How the ending concludes the plot: I guess it’s okay. As I have said many times before and will say many times more, I’m a hopeless romantic and I don’t like open-ended stories. I like to know that they had their happily ever after. Not to say that there isn’t one, but it’s a suspended storyline and I personally don’t like that. Overall though, it was a quality movie and it’s certainly worth watching.
3. TiMER (2009)
Why we chose to watch this movie: It was 12:30 in the morning, and when we read the description, we gasped simultaneously and immediately got comfy for movie number 3. The plot just had so much potential, and it was enough to keep us up for another 2 hours and 10 minutes (1 hr 40 min for the movie, 30 min for discussion).
Quick synopsis: So basically, in this world, there is a thing called a TiMER that someone can have installed on their wrist, which counts down to the day that a person is supposed to meet their soulmate. Then, when they make eye contact with “their one” for the first time, their timer will beep. FASCINATING plot basis, to me as a writer. There are so many possibilities and storylines and ugh it makes me happy. Main character Oona has a blank timer – meaning her soulmate hasn’t gotten one yet – and she’s sure that she needs to find him via process of elimination. Then she meets Mikey, a cute guy who already has a timer, and she’s faced with the idea of enjoying a fling with someone she knows isn’t her one.
What made this movie interesting: well, the plot. Also no one wore a bra, but that’s beside the point. It was like watching a choose your own adventure – it was an entire universe of possibilities. The concept is obviously not directly relatable, but it did raise some pretty realistic thoughts about relationships. The idea of knowing that there’s only one person in the world that’s your “one”, and everyone else until then is just a temporary distraction is kind of strange. It makes you wonder – would you get a timer? In case you were curious, I wouldn’t. I don’t think that there’s only one possibility, you know?

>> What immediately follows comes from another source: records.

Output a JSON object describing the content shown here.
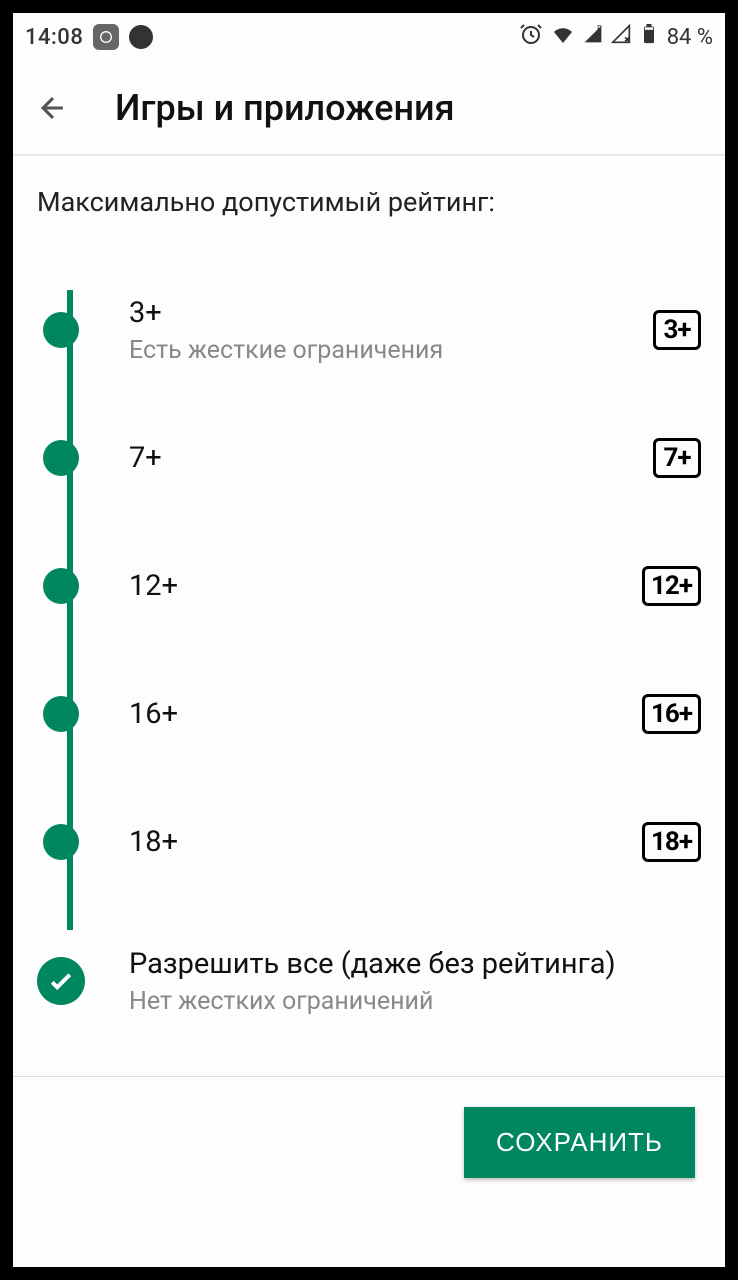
{
  "status": {
    "time": "14:08",
    "battery": "84 %"
  },
  "header": {
    "title": "Игры и приложения"
  },
  "section": {
    "heading": "Максимально допустимый рейтинг:"
  },
  "ratings": [
    {
      "label": "3+",
      "sub": "Есть жесткие ограничения",
      "badge": "3+",
      "selected": false
    },
    {
      "label": "7+",
      "sub": "",
      "badge": "7+",
      "selected": false
    },
    {
      "label": "12+",
      "sub": "",
      "badge": "12+",
      "selected": false
    },
    {
      "label": "16+",
      "sub": "",
      "badge": "16+",
      "selected": false
    },
    {
      "label": "18+",
      "sub": "",
      "badge": "18+",
      "selected": false
    },
    {
      "label": "Разрешить все (даже без рейтинга)",
      "sub": "Нет жестких ограничений",
      "badge": "",
      "selected": true
    }
  ],
  "actions": {
    "save": "СОХРАНИТЬ"
  },
  "colors": {
    "accent": "#00875f"
  }
}
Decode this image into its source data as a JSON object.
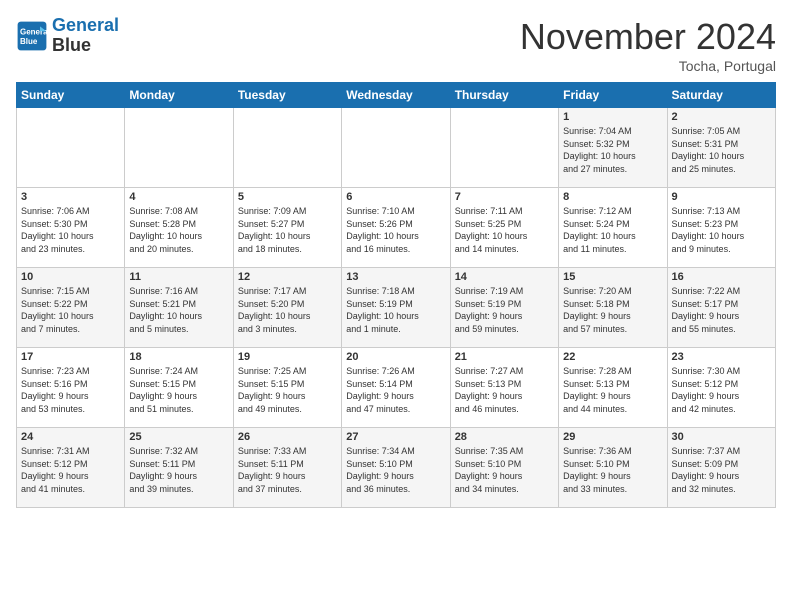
{
  "logo": {
    "line1": "General",
    "line2": "Blue"
  },
  "title": "November 2024",
  "location": "Tocha, Portugal",
  "days_of_week": [
    "Sunday",
    "Monday",
    "Tuesday",
    "Wednesday",
    "Thursday",
    "Friday",
    "Saturday"
  ],
  "weeks": [
    [
      {
        "day": "",
        "info": ""
      },
      {
        "day": "",
        "info": ""
      },
      {
        "day": "",
        "info": ""
      },
      {
        "day": "",
        "info": ""
      },
      {
        "day": "",
        "info": ""
      },
      {
        "day": "1",
        "info": "Sunrise: 7:04 AM\nSunset: 5:32 PM\nDaylight: 10 hours\nand 27 minutes."
      },
      {
        "day": "2",
        "info": "Sunrise: 7:05 AM\nSunset: 5:31 PM\nDaylight: 10 hours\nand 25 minutes."
      }
    ],
    [
      {
        "day": "3",
        "info": "Sunrise: 7:06 AM\nSunset: 5:30 PM\nDaylight: 10 hours\nand 23 minutes."
      },
      {
        "day": "4",
        "info": "Sunrise: 7:08 AM\nSunset: 5:28 PM\nDaylight: 10 hours\nand 20 minutes."
      },
      {
        "day": "5",
        "info": "Sunrise: 7:09 AM\nSunset: 5:27 PM\nDaylight: 10 hours\nand 18 minutes."
      },
      {
        "day": "6",
        "info": "Sunrise: 7:10 AM\nSunset: 5:26 PM\nDaylight: 10 hours\nand 16 minutes."
      },
      {
        "day": "7",
        "info": "Sunrise: 7:11 AM\nSunset: 5:25 PM\nDaylight: 10 hours\nand 14 minutes."
      },
      {
        "day": "8",
        "info": "Sunrise: 7:12 AM\nSunset: 5:24 PM\nDaylight: 10 hours\nand 11 minutes."
      },
      {
        "day": "9",
        "info": "Sunrise: 7:13 AM\nSunset: 5:23 PM\nDaylight: 10 hours\nand 9 minutes."
      }
    ],
    [
      {
        "day": "10",
        "info": "Sunrise: 7:15 AM\nSunset: 5:22 PM\nDaylight: 10 hours\nand 7 minutes."
      },
      {
        "day": "11",
        "info": "Sunrise: 7:16 AM\nSunset: 5:21 PM\nDaylight: 10 hours\nand 5 minutes."
      },
      {
        "day": "12",
        "info": "Sunrise: 7:17 AM\nSunset: 5:20 PM\nDaylight: 10 hours\nand 3 minutes."
      },
      {
        "day": "13",
        "info": "Sunrise: 7:18 AM\nSunset: 5:19 PM\nDaylight: 10 hours\nand 1 minute."
      },
      {
        "day": "14",
        "info": "Sunrise: 7:19 AM\nSunset: 5:19 PM\nDaylight: 9 hours\nand 59 minutes."
      },
      {
        "day": "15",
        "info": "Sunrise: 7:20 AM\nSunset: 5:18 PM\nDaylight: 9 hours\nand 57 minutes."
      },
      {
        "day": "16",
        "info": "Sunrise: 7:22 AM\nSunset: 5:17 PM\nDaylight: 9 hours\nand 55 minutes."
      }
    ],
    [
      {
        "day": "17",
        "info": "Sunrise: 7:23 AM\nSunset: 5:16 PM\nDaylight: 9 hours\nand 53 minutes."
      },
      {
        "day": "18",
        "info": "Sunrise: 7:24 AM\nSunset: 5:15 PM\nDaylight: 9 hours\nand 51 minutes."
      },
      {
        "day": "19",
        "info": "Sunrise: 7:25 AM\nSunset: 5:15 PM\nDaylight: 9 hours\nand 49 minutes."
      },
      {
        "day": "20",
        "info": "Sunrise: 7:26 AM\nSunset: 5:14 PM\nDaylight: 9 hours\nand 47 minutes."
      },
      {
        "day": "21",
        "info": "Sunrise: 7:27 AM\nSunset: 5:13 PM\nDaylight: 9 hours\nand 46 minutes."
      },
      {
        "day": "22",
        "info": "Sunrise: 7:28 AM\nSunset: 5:13 PM\nDaylight: 9 hours\nand 44 minutes."
      },
      {
        "day": "23",
        "info": "Sunrise: 7:30 AM\nSunset: 5:12 PM\nDaylight: 9 hours\nand 42 minutes."
      }
    ],
    [
      {
        "day": "24",
        "info": "Sunrise: 7:31 AM\nSunset: 5:12 PM\nDaylight: 9 hours\nand 41 minutes."
      },
      {
        "day": "25",
        "info": "Sunrise: 7:32 AM\nSunset: 5:11 PM\nDaylight: 9 hours\nand 39 minutes."
      },
      {
        "day": "26",
        "info": "Sunrise: 7:33 AM\nSunset: 5:11 PM\nDaylight: 9 hours\nand 37 minutes."
      },
      {
        "day": "27",
        "info": "Sunrise: 7:34 AM\nSunset: 5:10 PM\nDaylight: 9 hours\nand 36 minutes."
      },
      {
        "day": "28",
        "info": "Sunrise: 7:35 AM\nSunset: 5:10 PM\nDaylight: 9 hours\nand 34 minutes."
      },
      {
        "day": "29",
        "info": "Sunrise: 7:36 AM\nSunset: 5:10 PM\nDaylight: 9 hours\nand 33 minutes."
      },
      {
        "day": "30",
        "info": "Sunrise: 7:37 AM\nSunset: 5:09 PM\nDaylight: 9 hours\nand 32 minutes."
      }
    ]
  ]
}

How the ending concludes the plot: it doesn’t. It sucks. I’m so sorry but this movie has the worst ending ever and it’s just because they had a perfect opportunity to give it a universally satisfying end and they took it and destroyed it. But you might like it. If you hate love. Until then, though, it’s a pretty good movie.